Exercise details >>
For the word "name", give the number of lines in these entries that contain it, with nothing else.

Interface dataset entries:
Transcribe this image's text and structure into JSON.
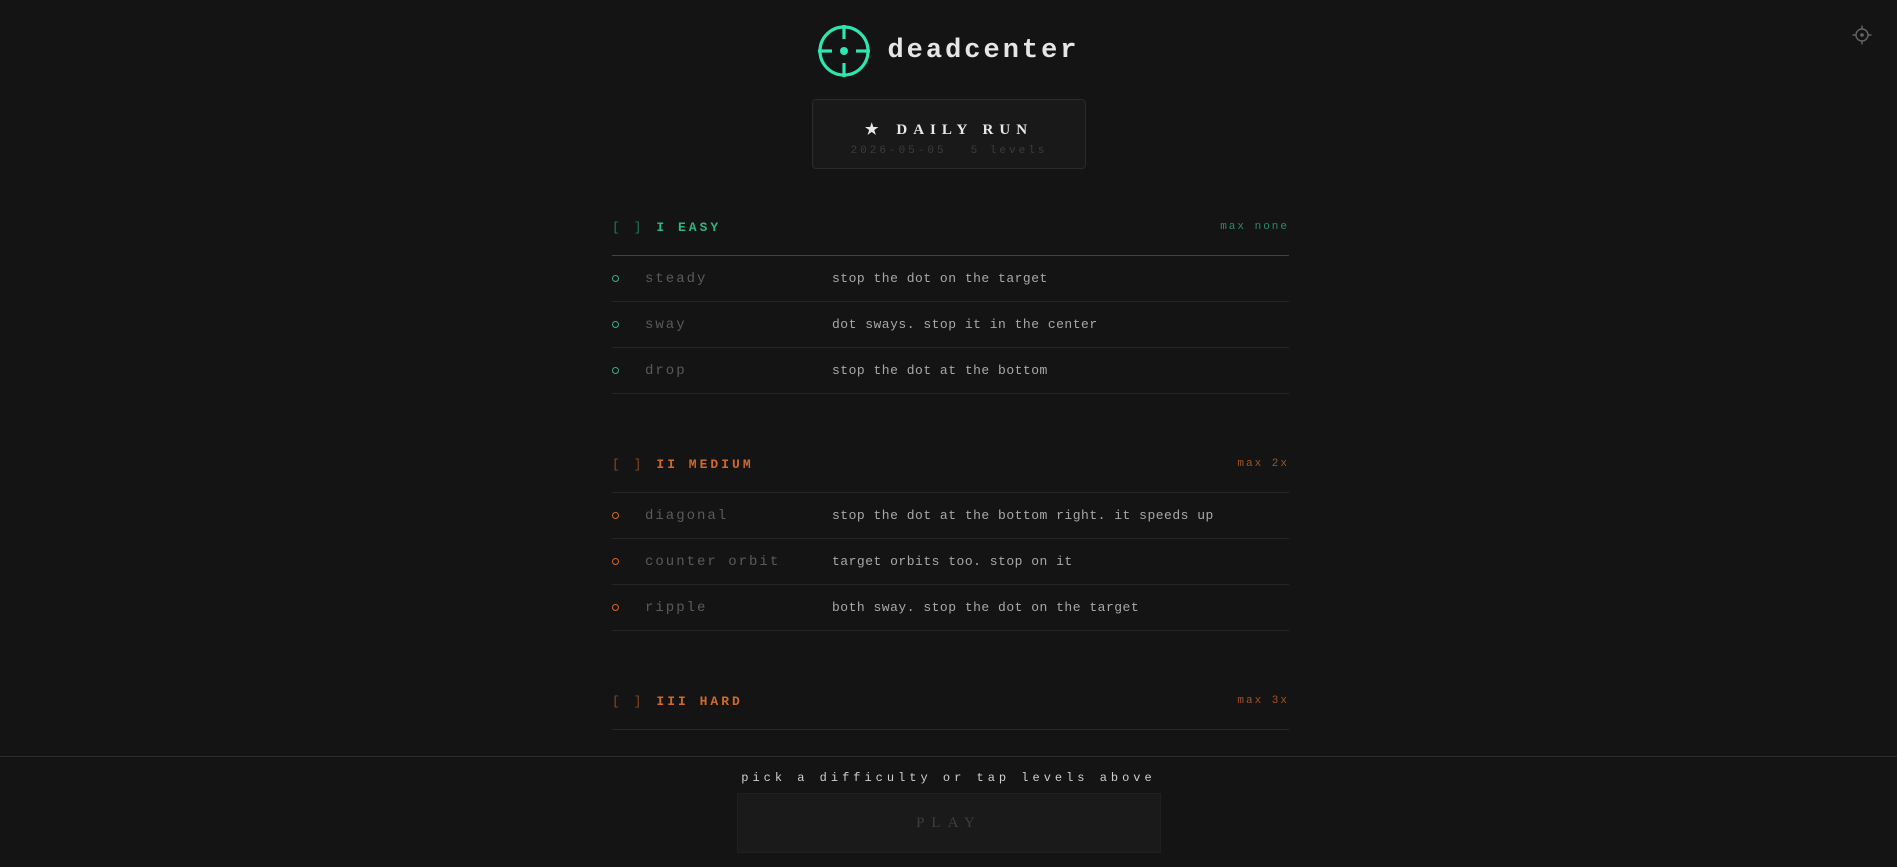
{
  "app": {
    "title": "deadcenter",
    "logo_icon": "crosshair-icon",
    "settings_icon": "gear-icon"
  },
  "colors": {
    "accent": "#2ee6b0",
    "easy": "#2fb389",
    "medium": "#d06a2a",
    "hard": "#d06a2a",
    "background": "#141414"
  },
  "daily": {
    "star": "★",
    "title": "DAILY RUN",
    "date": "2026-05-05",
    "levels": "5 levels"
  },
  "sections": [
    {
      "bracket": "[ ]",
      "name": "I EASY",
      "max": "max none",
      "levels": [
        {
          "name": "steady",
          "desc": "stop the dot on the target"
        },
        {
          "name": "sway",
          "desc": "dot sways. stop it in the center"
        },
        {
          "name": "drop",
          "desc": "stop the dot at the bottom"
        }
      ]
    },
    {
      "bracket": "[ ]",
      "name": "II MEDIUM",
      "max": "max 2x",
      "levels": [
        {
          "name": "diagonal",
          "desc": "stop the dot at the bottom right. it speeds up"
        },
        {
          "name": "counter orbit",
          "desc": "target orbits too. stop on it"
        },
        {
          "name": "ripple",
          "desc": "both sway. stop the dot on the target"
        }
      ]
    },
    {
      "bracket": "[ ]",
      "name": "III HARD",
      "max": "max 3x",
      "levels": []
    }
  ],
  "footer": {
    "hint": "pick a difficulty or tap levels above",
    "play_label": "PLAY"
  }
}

Exercise output >>
9